------ SOURCE MATERIAL ------
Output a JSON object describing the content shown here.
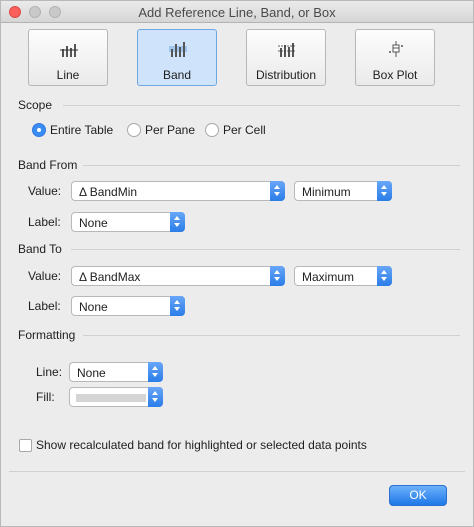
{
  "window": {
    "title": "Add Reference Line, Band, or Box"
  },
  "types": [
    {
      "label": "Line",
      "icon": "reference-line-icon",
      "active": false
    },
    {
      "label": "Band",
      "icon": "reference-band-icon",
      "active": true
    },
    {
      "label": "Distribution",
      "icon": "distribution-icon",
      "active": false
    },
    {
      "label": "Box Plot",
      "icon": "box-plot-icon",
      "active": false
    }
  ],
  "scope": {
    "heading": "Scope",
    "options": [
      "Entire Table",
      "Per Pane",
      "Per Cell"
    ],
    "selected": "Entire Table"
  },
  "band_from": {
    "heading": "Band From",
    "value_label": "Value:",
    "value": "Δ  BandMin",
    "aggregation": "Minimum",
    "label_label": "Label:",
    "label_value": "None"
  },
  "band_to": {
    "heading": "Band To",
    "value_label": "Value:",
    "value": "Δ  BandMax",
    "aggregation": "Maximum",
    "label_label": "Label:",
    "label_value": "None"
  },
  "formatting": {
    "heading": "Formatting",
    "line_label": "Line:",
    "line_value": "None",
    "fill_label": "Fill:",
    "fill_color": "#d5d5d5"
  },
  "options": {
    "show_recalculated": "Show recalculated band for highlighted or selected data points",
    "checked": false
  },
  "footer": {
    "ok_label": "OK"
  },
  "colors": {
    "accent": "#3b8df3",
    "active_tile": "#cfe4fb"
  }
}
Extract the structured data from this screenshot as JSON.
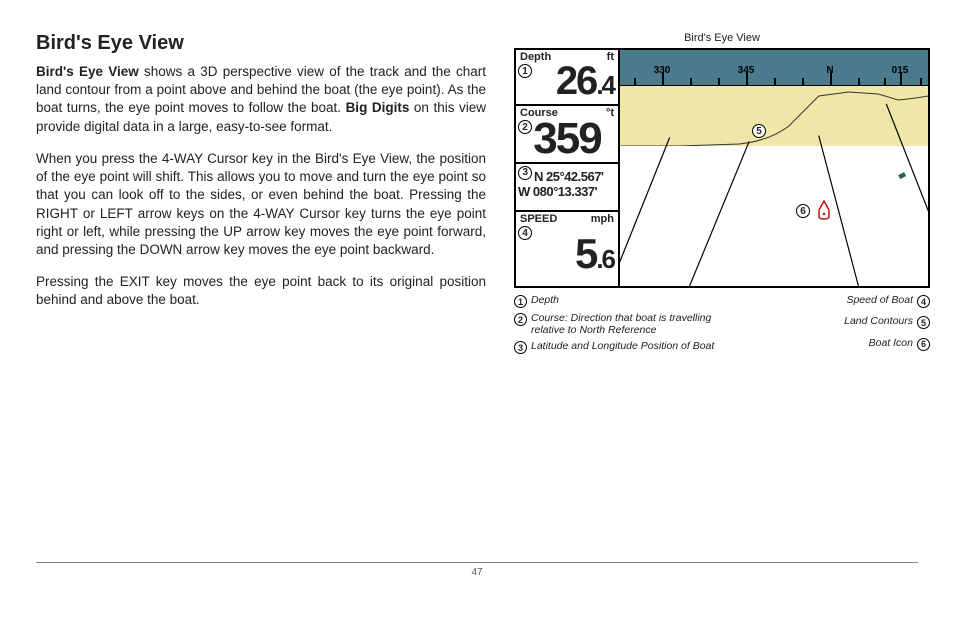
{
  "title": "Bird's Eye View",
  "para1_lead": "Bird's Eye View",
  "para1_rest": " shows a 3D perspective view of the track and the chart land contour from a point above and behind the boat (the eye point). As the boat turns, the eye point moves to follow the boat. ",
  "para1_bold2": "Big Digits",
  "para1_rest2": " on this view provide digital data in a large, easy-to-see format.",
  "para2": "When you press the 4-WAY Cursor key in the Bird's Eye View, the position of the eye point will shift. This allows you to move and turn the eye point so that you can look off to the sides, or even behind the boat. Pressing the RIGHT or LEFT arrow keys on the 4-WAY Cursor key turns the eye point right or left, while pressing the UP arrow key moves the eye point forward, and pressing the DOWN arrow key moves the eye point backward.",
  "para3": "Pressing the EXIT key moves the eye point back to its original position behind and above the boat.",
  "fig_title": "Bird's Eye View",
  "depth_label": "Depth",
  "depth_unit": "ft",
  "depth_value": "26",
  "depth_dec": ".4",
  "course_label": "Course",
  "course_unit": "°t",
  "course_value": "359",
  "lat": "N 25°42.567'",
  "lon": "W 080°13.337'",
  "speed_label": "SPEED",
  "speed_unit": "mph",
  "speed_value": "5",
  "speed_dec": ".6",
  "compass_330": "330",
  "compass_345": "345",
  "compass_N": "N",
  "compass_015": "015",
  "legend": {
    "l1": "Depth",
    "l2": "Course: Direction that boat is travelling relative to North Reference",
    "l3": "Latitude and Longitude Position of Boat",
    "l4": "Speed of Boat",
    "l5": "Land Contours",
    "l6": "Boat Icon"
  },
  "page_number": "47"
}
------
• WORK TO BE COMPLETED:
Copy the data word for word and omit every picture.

• ANSWER TO THIS EXERCISE:
Output a JSON object describing the content shown here.
{
  "window": {
    "title": "Add Reference Line, Band, or Box"
  },
  "types": [
    {
      "label": "Line",
      "icon": "reference-line-icon",
      "active": false
    },
    {
      "label": "Band",
      "icon": "reference-band-icon",
      "active": true
    },
    {
      "label": "Distribution",
      "icon": "distribution-icon",
      "active": false
    },
    {
      "label": "Box Plot",
      "icon": "box-plot-icon",
      "active": false
    }
  ],
  "scope": {
    "heading": "Scope",
    "options": [
      "Entire Table",
      "Per Pane",
      "Per Cell"
    ],
    "selected": "Entire Table"
  },
  "band_from": {
    "heading": "Band From",
    "value_label": "Value:",
    "value": "Δ  BandMin",
    "aggregation": "Minimum",
    "label_label": "Label:",
    "label_value": "None"
  },
  "band_to": {
    "heading": "Band To",
    "value_label": "Value:",
    "value": "Δ  BandMax",
    "aggregation": "Maximum",
    "label_label": "Label:",
    "label_value": "None"
  },
  "formatting": {
    "heading": "Formatting",
    "line_label": "Line:",
    "line_value": "None",
    "fill_label": "Fill:",
    "fill_color": "#d5d5d5"
  },
  "options": {
    "show_recalculated": "Show recalculated band for highlighted or selected data points",
    "checked": false
  },
  "footer": {
    "ok_label": "OK"
  },
  "colors": {
    "accent": "#3b8df3",
    "active_tile": "#cfe4fb"
  }
}
Extract the structured data from this screenshot as JSON.
{
  "title": "Bird's Eye View",
  "para1_lead": "Bird's Eye View",
  "para1_rest": " shows a 3D perspective view of the track and the chart land contour from a point above and behind the boat (the eye point). As the boat turns, the eye point moves to follow the boat. ",
  "para1_bold2": "Big Digits",
  "para1_rest2": " on this view provide digital data in a large, easy-to-see format.",
  "para2": "When you press the 4-WAY Cursor key in the Bird's Eye View, the position of the eye point will shift. This allows you to move and turn the eye point so that you can look off to the sides, or even behind the boat. Pressing the RIGHT or LEFT arrow keys on the 4-WAY Cursor key turns the eye point right or left, while pressing the UP arrow key moves the eye point forward, and pressing the DOWN arrow key moves the eye point backward.",
  "para3": "Pressing the EXIT key moves the eye point back to its original position behind and above the boat.",
  "fig_title": "Bird's Eye View",
  "depth_label": "Depth",
  "depth_unit": "ft",
  "depth_value": "26",
  "depth_dec": ".4",
  "course_label": "Course",
  "course_unit": "°t",
  "course_value": "359",
  "lat": "N 25°42.567'",
  "lon": "W 080°13.337'",
  "speed_label": "SPEED",
  "speed_unit": "mph",
  "speed_value": "5",
  "speed_dec": ".6",
  "compass_330": "330",
  "compass_345": "345",
  "compass_N": "N",
  "compass_015": "015",
  "legend": {
    "l1": "Depth",
    "l2": "Course: Direction that boat is travelling relative to North Reference",
    "l3": "Latitude and Longitude Position of Boat",
    "l4": "Speed of Boat",
    "l5": "Land Contours",
    "l6": "Boat Icon"
  },
  "page_number": "47"
}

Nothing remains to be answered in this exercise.